Dr Chrissy Bishop opened the session by posing a serious question to delegates: Are health systems prepared for MCCs?
She noted that, according to the World Health Organization, by 2020 chronic diseases will account for three-quarters of all deaths worldwide and that 60% of the burden of chronic diseases will occur in developing countries.1 Furthermore, the burdens of chronic conditions, such as heart disease, stroke, chronic obstructive pulmonary disease (COPD) and diabetes, are rising significantly and will be the leading causes of death by the year 2040.2 Each additional chronic condition results in a 51% greater use of physician services and people with three or more chronic conditions have prescription costs that are 6.6 times greater than those without.3
However, Chrissy acknowledged that it’s hard to create interest in this topic because global reporting of MCCs is not standardised and people measure it in different ways.4
Chrissy believes that opportunities to reduce the burden of MCCs lie with healthcare providers, policy makers, the digital health industry and the broader public health community.
Chrissy advocates moving away from single disease guidelines to symptom-based or specific MCC guidelines to create new and consistent models of integrated care. This includes integration of mental and physical healthcare to create guidelines that support services for patients who commonly have two diseases together such as diabetes and depression or heart disease and depression.
Chrissy described a research programme at the Economist Intelligence Unit, sponsored by Teva, which is designed to drive dialogue and action by policymakers around the world on how healthcare systems can be better prepared to deal with the increasing burden of MCCs. The research programme has created a composite index that measures how well-prepared health systems are to manage the increasing burden of MCCs. The MCC index, which includes policy indicators associated with high-quality outcomes, ranks countries according to their success in promoting and funding the right strategies and initiatives.
Preliminary findings from 25 countries across the globe who had the required data indicate that Spain leads the way in terms of MCCs, but the UK isn’t far behind. The UK, which ranks fifth overall, falls in the ‘prepared’ category indicating that its health system has the infrastructure to support the management of MCCs.
Chrissy said that the UK excels because it follows the National Institute for Health and Care Excellence (NICE) guidelines and it has a good policy on integrated care.
To further explore how the UK’s policy and guidance on MCCs translates into clinical practice, Chrissy spoke with consultant pharmacist Dr Nina Barnett, who is a practitioner working in MCC care.

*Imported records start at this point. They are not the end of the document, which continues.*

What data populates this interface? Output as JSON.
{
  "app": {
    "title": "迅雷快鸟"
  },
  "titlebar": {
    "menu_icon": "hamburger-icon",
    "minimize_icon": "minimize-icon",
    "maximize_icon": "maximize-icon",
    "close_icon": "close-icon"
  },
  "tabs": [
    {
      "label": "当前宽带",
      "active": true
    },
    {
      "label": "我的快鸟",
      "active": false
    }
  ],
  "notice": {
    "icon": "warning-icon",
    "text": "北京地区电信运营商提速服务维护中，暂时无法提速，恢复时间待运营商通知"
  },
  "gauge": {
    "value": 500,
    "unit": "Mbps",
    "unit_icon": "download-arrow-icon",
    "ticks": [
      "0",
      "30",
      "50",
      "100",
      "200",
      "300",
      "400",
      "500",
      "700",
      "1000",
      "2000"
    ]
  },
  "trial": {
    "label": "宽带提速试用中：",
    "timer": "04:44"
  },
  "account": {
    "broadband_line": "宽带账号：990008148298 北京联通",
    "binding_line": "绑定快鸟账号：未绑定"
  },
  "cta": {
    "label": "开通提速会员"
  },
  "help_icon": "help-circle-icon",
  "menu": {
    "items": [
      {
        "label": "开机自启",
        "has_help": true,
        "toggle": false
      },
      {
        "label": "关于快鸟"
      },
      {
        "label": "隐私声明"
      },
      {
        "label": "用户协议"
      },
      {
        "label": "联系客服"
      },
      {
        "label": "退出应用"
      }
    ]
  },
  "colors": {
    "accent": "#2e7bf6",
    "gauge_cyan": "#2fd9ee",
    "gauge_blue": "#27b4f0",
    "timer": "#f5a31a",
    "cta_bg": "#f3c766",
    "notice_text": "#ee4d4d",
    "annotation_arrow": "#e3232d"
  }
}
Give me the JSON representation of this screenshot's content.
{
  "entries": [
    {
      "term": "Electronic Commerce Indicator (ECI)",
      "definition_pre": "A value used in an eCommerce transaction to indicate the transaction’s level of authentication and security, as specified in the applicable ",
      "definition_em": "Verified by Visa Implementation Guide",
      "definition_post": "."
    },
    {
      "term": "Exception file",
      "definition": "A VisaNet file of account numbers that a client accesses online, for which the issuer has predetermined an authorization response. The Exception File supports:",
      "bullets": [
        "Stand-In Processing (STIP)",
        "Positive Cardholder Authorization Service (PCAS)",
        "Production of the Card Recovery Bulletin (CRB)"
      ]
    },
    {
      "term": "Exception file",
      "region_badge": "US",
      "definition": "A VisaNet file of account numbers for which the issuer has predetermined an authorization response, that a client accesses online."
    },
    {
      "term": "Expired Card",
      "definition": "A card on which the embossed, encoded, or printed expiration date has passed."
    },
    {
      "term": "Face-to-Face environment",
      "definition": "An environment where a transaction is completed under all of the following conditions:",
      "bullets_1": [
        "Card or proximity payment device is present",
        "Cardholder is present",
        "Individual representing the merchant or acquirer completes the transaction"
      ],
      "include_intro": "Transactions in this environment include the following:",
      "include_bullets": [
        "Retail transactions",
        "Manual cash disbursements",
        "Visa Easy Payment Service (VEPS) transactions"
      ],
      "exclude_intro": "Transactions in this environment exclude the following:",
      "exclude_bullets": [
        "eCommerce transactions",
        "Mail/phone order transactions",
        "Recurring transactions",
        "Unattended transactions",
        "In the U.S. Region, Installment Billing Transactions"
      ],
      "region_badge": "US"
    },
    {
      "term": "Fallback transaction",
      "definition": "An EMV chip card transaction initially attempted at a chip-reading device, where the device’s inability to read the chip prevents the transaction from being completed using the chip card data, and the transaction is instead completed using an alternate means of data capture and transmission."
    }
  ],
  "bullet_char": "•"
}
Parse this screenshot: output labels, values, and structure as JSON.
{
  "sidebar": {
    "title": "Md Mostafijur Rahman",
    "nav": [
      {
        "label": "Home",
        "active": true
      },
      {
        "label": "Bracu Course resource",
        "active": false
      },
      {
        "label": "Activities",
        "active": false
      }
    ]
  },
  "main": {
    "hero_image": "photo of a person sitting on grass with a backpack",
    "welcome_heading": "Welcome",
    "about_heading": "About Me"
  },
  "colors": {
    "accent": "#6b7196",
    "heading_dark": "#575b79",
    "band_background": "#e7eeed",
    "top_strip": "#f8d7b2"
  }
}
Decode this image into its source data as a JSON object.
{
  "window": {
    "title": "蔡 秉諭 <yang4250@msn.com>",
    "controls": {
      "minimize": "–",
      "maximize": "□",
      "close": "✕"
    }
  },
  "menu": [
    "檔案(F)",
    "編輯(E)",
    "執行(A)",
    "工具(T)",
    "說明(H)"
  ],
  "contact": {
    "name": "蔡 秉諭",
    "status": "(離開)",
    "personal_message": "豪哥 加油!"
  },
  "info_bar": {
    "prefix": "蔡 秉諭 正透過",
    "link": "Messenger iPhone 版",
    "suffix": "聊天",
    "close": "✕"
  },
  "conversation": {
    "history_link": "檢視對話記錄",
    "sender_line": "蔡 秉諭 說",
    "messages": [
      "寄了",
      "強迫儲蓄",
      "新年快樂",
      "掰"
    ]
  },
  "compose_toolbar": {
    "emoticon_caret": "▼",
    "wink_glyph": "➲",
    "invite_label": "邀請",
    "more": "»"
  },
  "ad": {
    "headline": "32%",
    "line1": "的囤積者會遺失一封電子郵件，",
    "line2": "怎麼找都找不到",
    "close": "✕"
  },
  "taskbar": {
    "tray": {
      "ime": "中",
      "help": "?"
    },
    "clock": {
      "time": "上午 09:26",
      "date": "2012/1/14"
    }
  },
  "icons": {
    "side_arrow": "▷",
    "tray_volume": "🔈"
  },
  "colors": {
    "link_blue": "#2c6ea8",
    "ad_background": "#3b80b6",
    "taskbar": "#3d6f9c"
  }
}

Dr Barnett said that she had used the NICE guidelines on multimorbidity5 to change how pharmacists may achieve a more ‘patient-centred’ conversation with their patients regarding their medication. Dr Barnett notes that a simple way to start the conversation with a patient with multimorbidity is to ask: “If you can get one thing from this consultation what would it be?” She believes that in order to effect a change in practice around the management of medicines in people with multimorbidity, change needs to come from a variety of sources. This may include an evidence-based approach, but it can also be supported by individual and organisational role models, case examples, NHS policy and a political will for change.
Chrissy supports this view and believes that bringing opinions together from different sectors in order to get people to listen to the problem at hand is important when developing an indicator such as the MCC index.
The MCC index report will provide the context to the index. The report will also include details of four key findings for successful MCC management, which require attention in the first instance:
- An in-depth understanding of the epidemiology of MCCs;
- Strong political leadership to make long-term healthcare decisions;
- Information and technology for care co-ordination;
- Input from families and carers.
Teva looks forward to the ongoing collaboration with the Economist Intelligence Unit on this important programme of work. The report that will be generated from the work programme will be independently produced by the Economist Intelligence Unit.